What is needed: Count the lines in the records below that contain the word "this", and give only that number.

Data for processing: Begin

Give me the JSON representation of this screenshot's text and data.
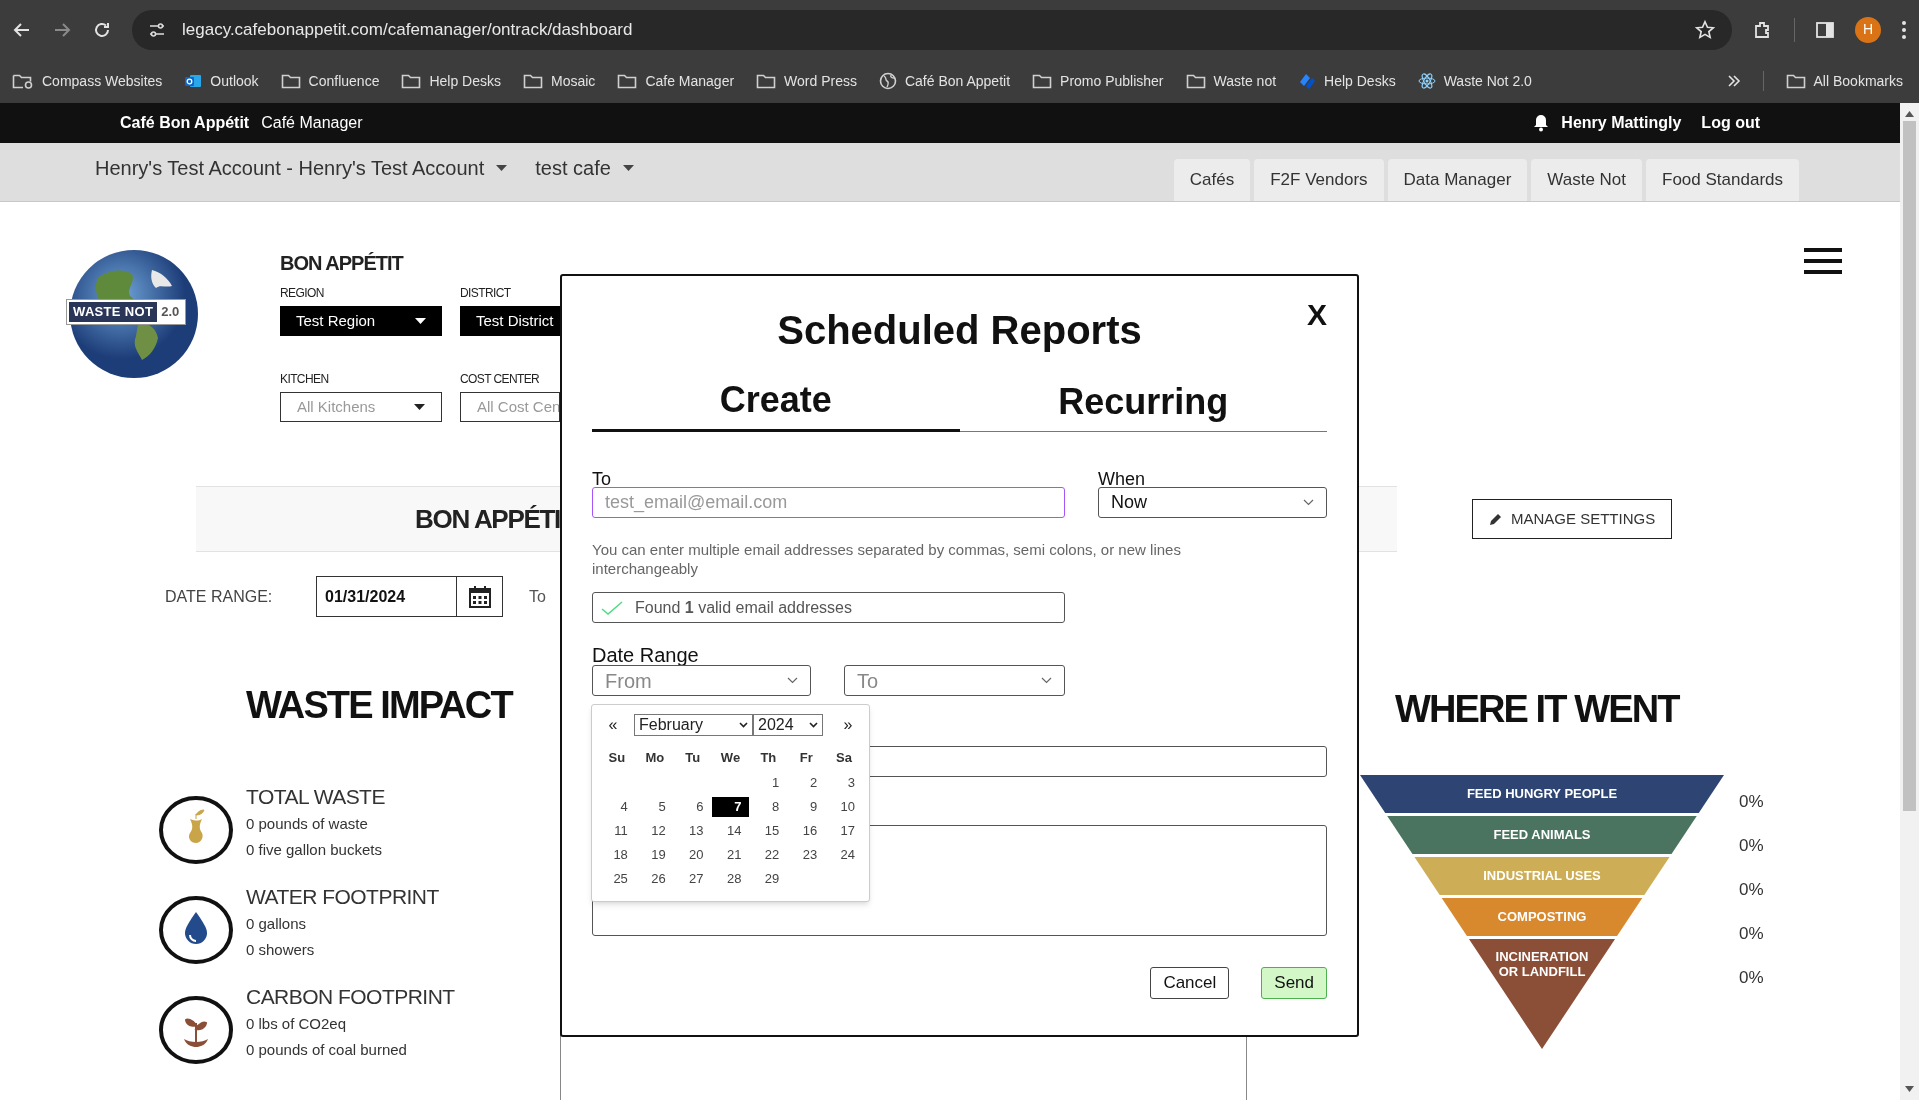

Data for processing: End
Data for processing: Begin

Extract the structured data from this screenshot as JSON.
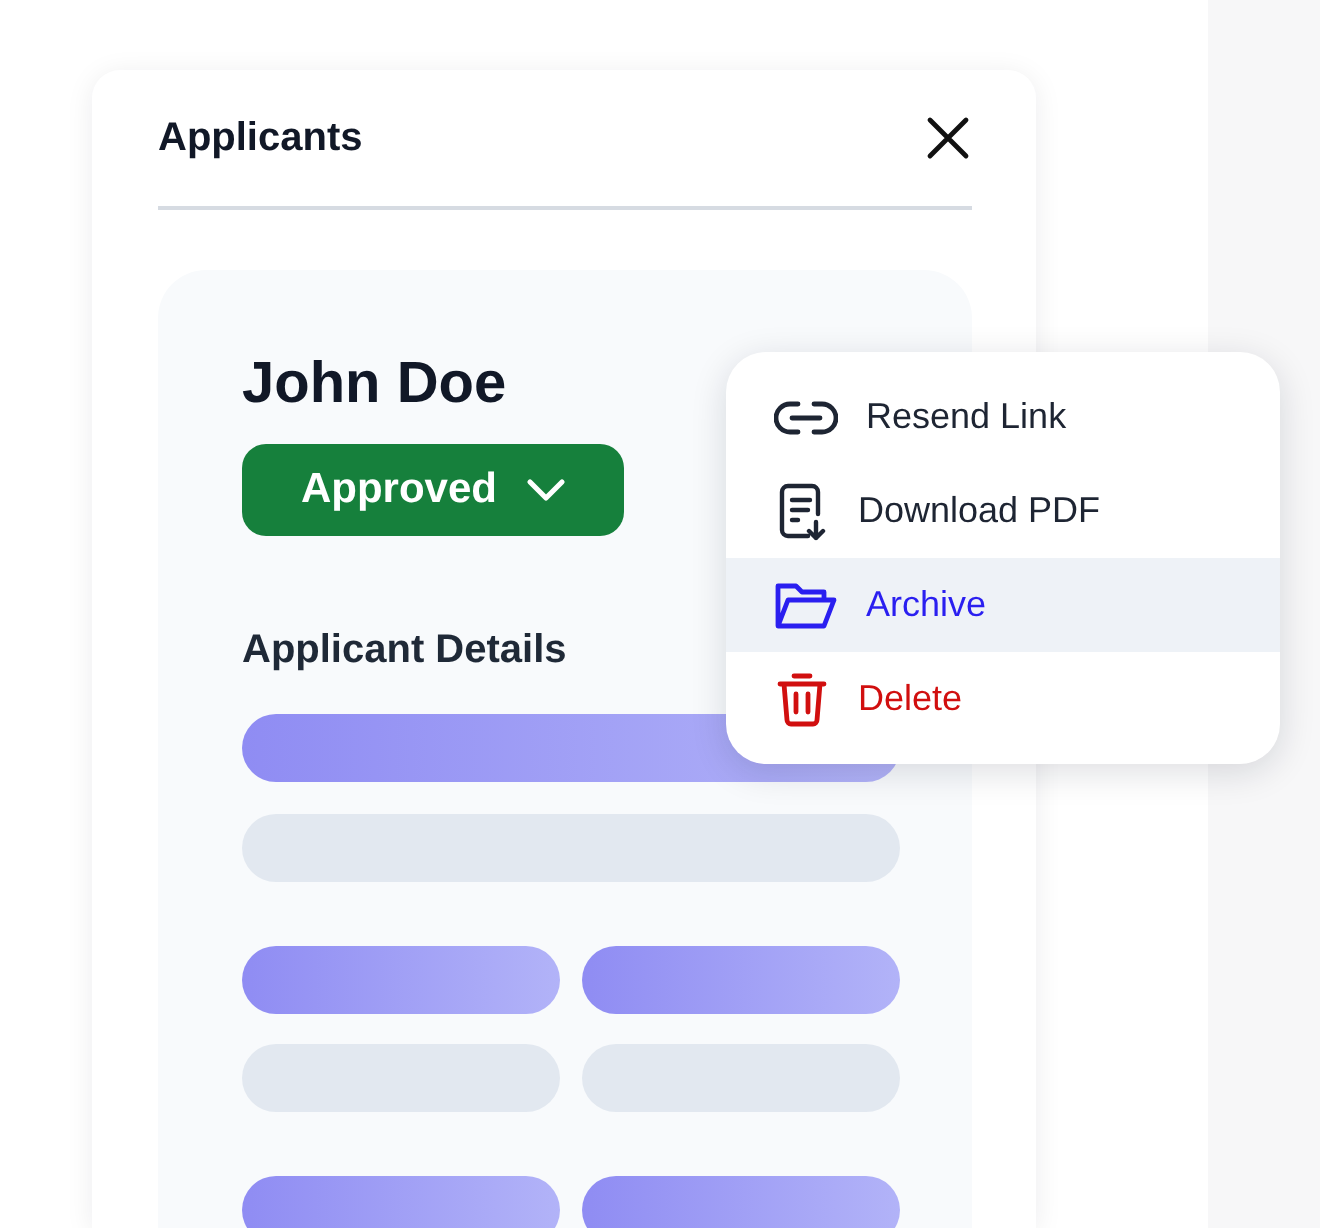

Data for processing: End
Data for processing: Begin

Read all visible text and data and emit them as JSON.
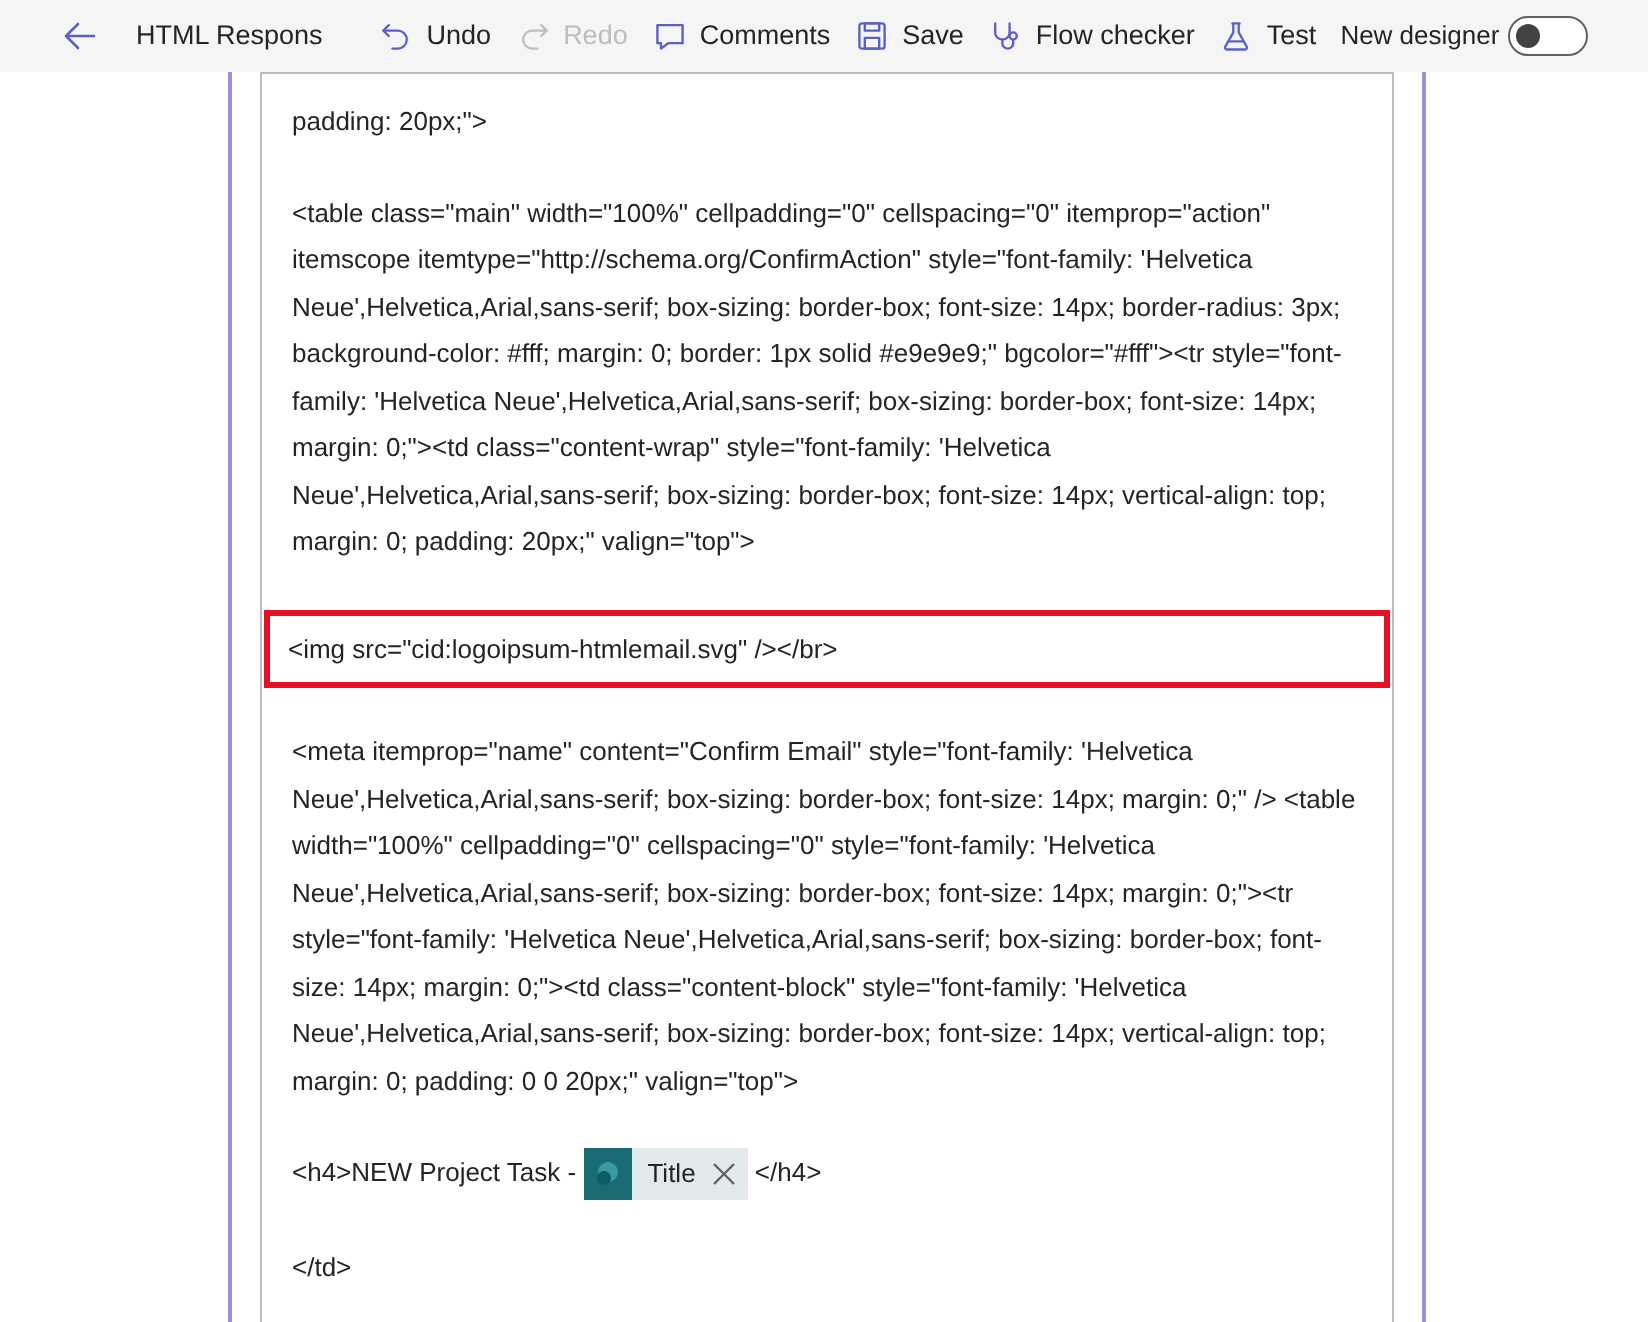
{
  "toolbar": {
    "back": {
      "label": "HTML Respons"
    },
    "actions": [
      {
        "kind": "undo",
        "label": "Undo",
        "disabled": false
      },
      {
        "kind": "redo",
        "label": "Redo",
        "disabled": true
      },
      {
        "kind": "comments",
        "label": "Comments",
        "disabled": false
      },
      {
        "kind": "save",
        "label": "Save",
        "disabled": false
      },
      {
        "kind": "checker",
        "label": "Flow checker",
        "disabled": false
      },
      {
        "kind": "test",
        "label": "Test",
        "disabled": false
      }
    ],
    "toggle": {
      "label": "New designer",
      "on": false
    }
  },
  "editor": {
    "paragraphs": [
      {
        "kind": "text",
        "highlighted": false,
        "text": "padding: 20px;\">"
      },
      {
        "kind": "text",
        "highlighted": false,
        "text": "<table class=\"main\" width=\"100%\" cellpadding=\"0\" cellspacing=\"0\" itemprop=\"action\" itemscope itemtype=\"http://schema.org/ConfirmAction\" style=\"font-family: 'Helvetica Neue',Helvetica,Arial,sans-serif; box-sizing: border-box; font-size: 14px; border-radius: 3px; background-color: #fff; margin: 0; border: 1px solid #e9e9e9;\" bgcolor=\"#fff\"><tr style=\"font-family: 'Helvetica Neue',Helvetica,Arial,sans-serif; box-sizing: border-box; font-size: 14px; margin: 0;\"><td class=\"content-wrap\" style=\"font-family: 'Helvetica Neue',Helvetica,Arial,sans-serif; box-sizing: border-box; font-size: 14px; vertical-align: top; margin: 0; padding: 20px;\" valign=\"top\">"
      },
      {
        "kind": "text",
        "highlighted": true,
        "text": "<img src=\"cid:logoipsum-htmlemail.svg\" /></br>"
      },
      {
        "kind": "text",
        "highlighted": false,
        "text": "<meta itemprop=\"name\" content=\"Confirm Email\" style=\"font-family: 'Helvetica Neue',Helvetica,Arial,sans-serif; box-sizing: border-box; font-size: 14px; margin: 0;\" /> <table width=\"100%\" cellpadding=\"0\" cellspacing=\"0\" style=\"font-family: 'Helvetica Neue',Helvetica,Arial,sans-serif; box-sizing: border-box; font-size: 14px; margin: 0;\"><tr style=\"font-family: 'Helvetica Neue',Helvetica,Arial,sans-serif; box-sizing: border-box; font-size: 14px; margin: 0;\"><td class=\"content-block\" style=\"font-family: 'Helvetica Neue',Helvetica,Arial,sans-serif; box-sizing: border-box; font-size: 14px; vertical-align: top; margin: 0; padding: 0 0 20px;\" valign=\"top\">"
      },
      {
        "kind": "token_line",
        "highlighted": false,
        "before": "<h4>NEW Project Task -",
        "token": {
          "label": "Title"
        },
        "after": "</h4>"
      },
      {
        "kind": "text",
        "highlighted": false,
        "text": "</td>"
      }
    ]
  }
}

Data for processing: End

Response: 2